In my last post, I wrote about the Florida civil theft statute and mentioned that this statute is not often employed as a legal strategy. However, when it is used, civil theft claims often involve embezzlement. It is a form of theft that involves a relationship between the thief and the victim. The one accused of embezzlement had been entrusted with the care of money or property by the victim. The one to whom the money or property is entrusted seizes the property without the authorization or knowledge of the victim for his own personal gain.
Generally, allegations of embezzlement will lead to criminal charges. In some specific instances, a civil theft claim may also be brought against the thief in order to recoup what was lost and receive monetary compensation for the damage caused by the original theft. As I wrote in my last post, a civil theft lawsuit must be preceded by a written demand letter which describes the allegations and a demand for payment. If the person who’s accused of theft responds and complies with the terms set forth in the civil theft demand letter, the civil theft claim must be dropped and the other party must be notified of same.
An article in the Florida Bar Journal describes how damages are to be considered in a civil theft claim.
“Consideration should be given whether the economic loss rule (no recovery in tort where the case is purely contractual) may actually bar the civil theft claim. . .The availability of the civil theft remedy as an additional legal weapon has created new incentives to take “two bites from the same apple” and plead both a tort cause of action (“civil theft” or “conversion”) and a breach of contract claim based on the same facts. In Gordon v. Omni Equities, Inc., 605 So. 2d 538 (Fla. 1st DCA 1992), the court held a civil theft action may be maintained, notwithstanding the contractual relationship between the parties, where the plaintiffs pled that defendant “knowingly obtained plaintiff’s money [in a stock transaction] by fraud, willful misrepresentation of a future act, false promises or by false pretenses, fraud or deception, with intent to deprive them of the right to the property or the benefit therefrom in violation of Chapter 812, Florida Statutes.”
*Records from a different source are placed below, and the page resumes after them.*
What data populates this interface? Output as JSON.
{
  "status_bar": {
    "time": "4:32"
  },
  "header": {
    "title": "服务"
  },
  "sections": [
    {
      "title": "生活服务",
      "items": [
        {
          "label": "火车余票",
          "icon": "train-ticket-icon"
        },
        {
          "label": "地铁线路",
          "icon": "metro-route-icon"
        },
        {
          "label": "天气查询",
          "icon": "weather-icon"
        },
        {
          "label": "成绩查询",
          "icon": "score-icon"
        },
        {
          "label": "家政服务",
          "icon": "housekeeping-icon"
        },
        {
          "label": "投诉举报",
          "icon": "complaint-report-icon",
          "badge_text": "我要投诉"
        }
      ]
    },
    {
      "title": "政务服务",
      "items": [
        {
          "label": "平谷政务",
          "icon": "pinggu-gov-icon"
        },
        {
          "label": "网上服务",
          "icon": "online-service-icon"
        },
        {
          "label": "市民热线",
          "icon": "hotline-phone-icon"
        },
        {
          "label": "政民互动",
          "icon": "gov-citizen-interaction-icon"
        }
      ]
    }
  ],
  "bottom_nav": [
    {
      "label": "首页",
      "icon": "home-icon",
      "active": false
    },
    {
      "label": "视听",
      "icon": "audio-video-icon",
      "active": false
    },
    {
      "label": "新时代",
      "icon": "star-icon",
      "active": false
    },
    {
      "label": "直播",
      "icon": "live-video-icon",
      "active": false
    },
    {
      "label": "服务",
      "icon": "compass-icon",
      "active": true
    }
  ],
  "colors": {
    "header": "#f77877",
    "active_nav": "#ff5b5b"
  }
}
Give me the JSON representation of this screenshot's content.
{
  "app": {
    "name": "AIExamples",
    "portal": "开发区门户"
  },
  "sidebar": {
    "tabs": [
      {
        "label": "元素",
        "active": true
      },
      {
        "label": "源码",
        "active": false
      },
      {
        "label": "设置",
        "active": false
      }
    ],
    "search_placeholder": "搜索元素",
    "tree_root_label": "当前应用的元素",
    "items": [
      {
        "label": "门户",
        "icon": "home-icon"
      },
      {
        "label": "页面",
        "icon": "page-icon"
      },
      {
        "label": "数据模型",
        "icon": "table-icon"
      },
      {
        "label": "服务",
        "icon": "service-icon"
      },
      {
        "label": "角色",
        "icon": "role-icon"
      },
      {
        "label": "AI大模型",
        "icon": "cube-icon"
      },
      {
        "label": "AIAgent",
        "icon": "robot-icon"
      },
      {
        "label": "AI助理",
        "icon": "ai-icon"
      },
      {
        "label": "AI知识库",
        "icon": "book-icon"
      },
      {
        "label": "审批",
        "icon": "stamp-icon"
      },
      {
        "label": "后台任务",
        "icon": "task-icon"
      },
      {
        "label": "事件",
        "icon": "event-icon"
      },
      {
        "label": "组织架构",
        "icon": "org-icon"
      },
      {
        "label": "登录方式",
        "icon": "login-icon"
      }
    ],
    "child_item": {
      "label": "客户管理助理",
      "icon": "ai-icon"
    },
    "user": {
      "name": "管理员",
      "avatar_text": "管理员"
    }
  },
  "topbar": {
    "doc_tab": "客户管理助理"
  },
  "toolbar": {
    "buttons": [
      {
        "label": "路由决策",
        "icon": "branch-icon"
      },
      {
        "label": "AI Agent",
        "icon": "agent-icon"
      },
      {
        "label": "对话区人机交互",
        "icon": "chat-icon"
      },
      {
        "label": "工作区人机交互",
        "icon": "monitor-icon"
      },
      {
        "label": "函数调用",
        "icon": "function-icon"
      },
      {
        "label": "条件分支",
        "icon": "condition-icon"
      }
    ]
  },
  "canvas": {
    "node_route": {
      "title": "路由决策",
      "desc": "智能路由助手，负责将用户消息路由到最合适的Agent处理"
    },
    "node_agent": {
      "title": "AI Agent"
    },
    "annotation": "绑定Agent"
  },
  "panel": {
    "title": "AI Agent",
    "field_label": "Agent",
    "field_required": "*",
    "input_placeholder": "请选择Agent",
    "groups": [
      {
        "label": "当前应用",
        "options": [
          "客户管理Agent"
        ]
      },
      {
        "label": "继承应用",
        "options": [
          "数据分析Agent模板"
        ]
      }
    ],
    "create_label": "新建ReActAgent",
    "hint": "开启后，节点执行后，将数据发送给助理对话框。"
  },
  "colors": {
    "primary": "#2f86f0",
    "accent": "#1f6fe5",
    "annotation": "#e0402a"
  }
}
Embezzlement can provide the right circumstances for a victim to pursue a civil theft claim in addition to criminal charges. While Florida statutes demand strict adherence to the requirements set forth in the civil theft statute, such a civil action may allow a victim to recoup his losses and be remunerated for the damages he suffered.